* _WHAT IS EXPECTED_
Write out the records below once more, exactly as they stand.
══ MATERIAL FOR THIS EXERCISE
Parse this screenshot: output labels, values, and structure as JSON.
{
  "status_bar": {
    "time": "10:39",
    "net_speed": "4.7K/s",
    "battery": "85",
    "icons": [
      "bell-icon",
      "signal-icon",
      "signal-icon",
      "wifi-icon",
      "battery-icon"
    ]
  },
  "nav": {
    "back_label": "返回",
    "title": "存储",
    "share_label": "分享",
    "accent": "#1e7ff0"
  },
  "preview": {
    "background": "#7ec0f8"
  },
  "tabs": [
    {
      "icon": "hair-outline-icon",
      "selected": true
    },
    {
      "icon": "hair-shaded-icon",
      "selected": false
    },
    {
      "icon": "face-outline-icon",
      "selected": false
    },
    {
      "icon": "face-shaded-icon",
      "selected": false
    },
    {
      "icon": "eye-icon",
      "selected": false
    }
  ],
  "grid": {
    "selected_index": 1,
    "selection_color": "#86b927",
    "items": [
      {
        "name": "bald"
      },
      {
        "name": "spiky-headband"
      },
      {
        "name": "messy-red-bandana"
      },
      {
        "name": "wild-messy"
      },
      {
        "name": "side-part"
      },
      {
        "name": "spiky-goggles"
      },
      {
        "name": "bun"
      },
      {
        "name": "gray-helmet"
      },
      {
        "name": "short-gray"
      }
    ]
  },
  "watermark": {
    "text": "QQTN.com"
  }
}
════
* _TASK RESULT_
Parse this screenshot: output labels, values, and structure as JSON.
{
  "status_bar": {
    "time": "10:39",
    "net_speed": "4.7K/s",
    "battery": "85",
    "icons": [
      "bell-icon",
      "signal-icon",
      "signal-icon",
      "wifi-icon",
      "battery-icon"
    ]
  },
  "nav": {
    "back_label": "返回",
    "title": "存储",
    "share_label": "分享",
    "accent": "#1e7ff0"
  },
  "preview": {
    "background": "#7ec0f8"
  },
  "tabs": [
    {
      "icon": "hair-outline-icon",
      "selected": true
    },
    {
      "icon": "hair-shaded-icon",
      "selected": false
    },
    {
      "icon": "face-outline-icon",
      "selected": false
    },
    {
      "icon": "face-shaded-icon",
      "selected": false
    },
    {
      "icon": "eye-icon",
      "selected": false
    }
  ],
  "grid": {
    "selected_index": 1,
    "selection_color": "#86b927",
    "items": [
      {
        "name": "bald"
      },
      {
        "name": "spiky-headband"
      },
      {
        "name": "messy-red-bandana"
      },
      {
        "name": "wild-messy"
      },
      {
        "name": "side-part"
      },
      {
        "name": "spiky-goggles"
      },
      {
        "name": "bun"
      },
      {
        "name": "gray-helmet"
      },
      {
        "name": "short-gray"
      }
    ]
  },
  "watermark": {
    "text": "QQTN.com"
  }
}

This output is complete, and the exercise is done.